The emergence of the Stalinist bureaucracy in the Soviet Union and its betrayals of the international working class had a terrible impact in Mongolia. The Peoples Republic of Mongolia was effectively transformed into a buffer state ruled by the dictatorial MPRP regime, which was utterly dependent on Moscow. Stalin’s forced collectivisation of the region’s herds of cattle in late 1920s triggered widespread unrest, which was followed by a brutal crack down. Another wave of repression took place during the “Great Terror” of the 1930s.
Soviet aid led to limited industrialisation after World War II. In the 1960s, Moscow deployed large numbers of troops in Mongolia as relations with China deteriorated. In return, Ulan Bator received support for its own formal independence and a seat at the UN. Amid the deepening economic crisis in the Soviet Union in the 1980s, the MPRP became a champion of the program of “perestroika” or capitalist market relations.
The emergence of opposition “democrats”—the forerunners of the Democratic Party—took place before the final collapse of the Soviet Union in 1991. Soviet aid, which accounted for a third of Mongolia’s economy, dried up. Between 1996 and 2004, a DP-led coalition government unleashed an aggressive pro-market program. The widespread privatisation of state-owned enterprises and entry of foreign capital fostered the development of a small, wealthy business elite and growing popular hostility to the DP regime.
At the same time, Mongolia’s relative stability stemmed from the normalisation of relations between Moscow and Beijing in 1989. Mongolia, however, has increasingly turned to the US and other Western powers. It joined the World Trade Organisation (WTO) in 1997. Ulan Bator sent small numbers of troops to support US-led wars in the Balkans, Afghanistan and Iraq. In 2005, Bush became the first US president ever to visit Mongolia as part of plans to turn the country into an American bulwark against China and Russia.

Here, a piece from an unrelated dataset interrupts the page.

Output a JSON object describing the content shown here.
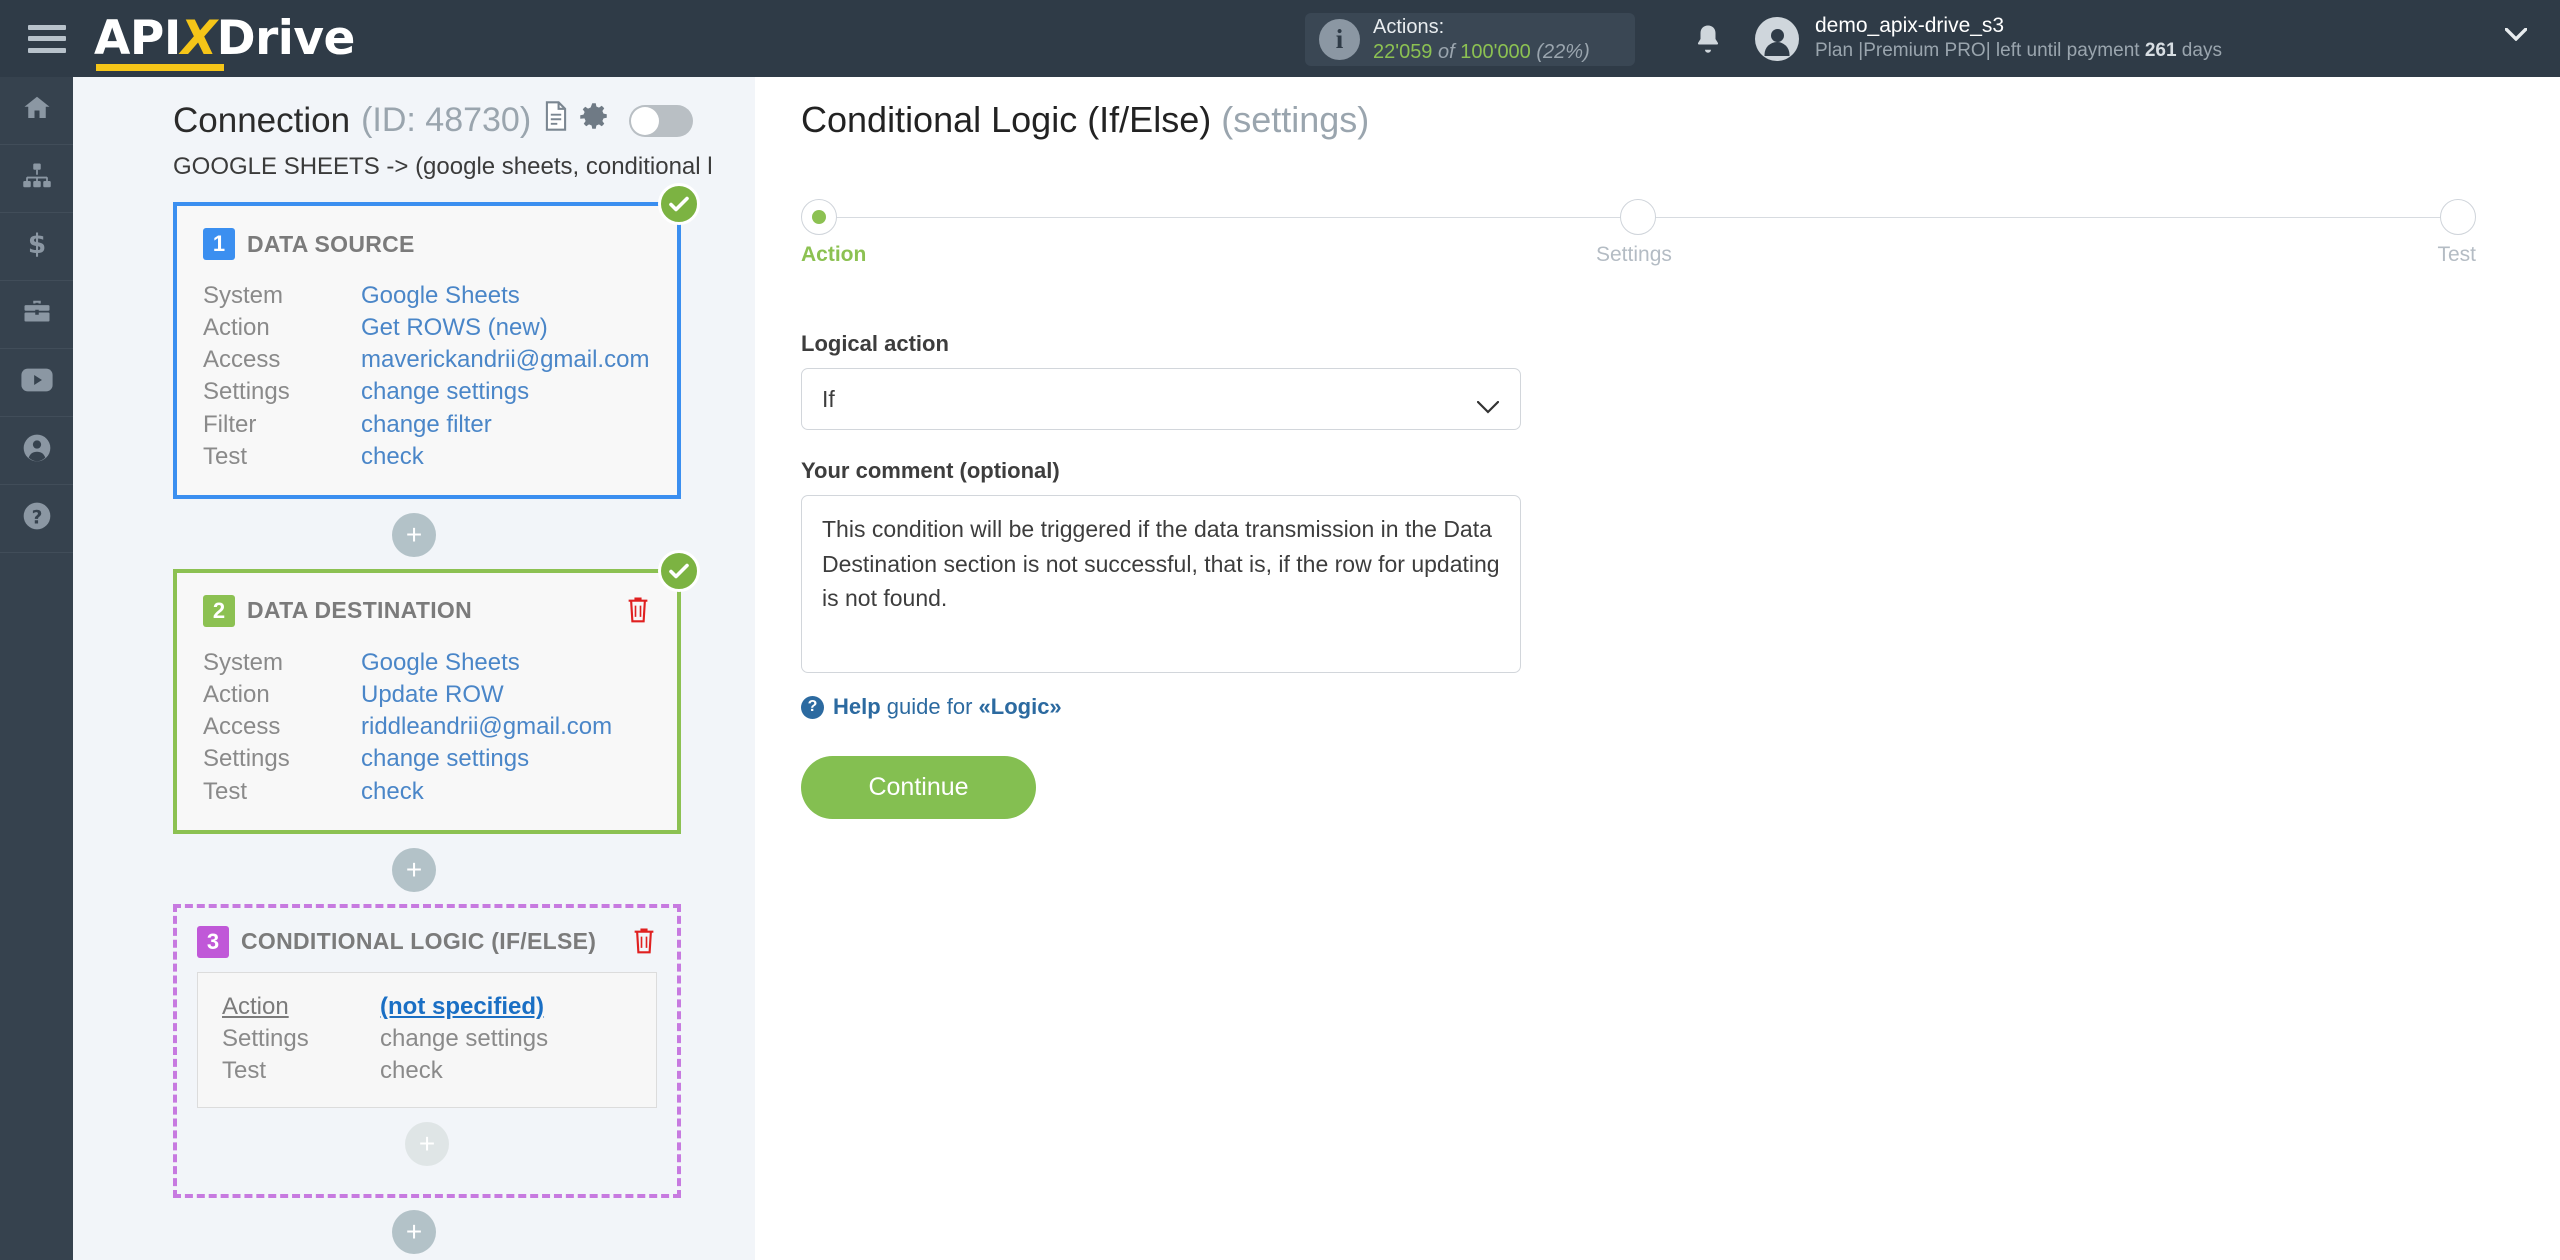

The Mongolian regime confronts a sharp dilemma as it seeks to manoeuvre between great power rivalries. It is dependent on Russia for 95 percent of petroleum products and large portion of its electricity supply. China is its largest economic partner, accounting for 70 percent of exports and half of foreign investment. Moscow and Beijing have both encouraged Mongolia to join their Shanghai Cooperation Organisation (SCO), which is aimed at countering the US presence in the region.
Following the latest protests, Beijing called on Mongolia to maintain political stability and Moscow urged tough action against “unlawful” elements. Their concern is that the social unrest will be exploited by Western powers to install a more sympathetic regime, as has taken place in the former Soviet republic of Georgia.
The Russian-based RIA Novosti news agency noted: “Mongolia’s civil movements and the opposition Democratic Party receive funds through NGOs, leading analysts to suspect Western involvement. The West would benefit from bringing the Democratic Party to power, because this would give it a chance to negotiate access to Mongolia’s mineral resources.”
The Wall Street Journal commented on July 7: “As mining companies have depleted resources elsewhere, many of the country’s best mineral assets were left untouched. That puts Mongolia among a handful of developing countries—including troubled places such as the Democratic Republic of Congo and other parts of Africa—that still hold promise of big riches for Western miners.”
As in Africa, the scramble by corporations and major powers for profits and strategic influence in Mongolia is likely to produce further political instability and unrest. The last consideration in Western capitals is the deepening social distress and lack of basic democratic rights confronting the vast majority of the population.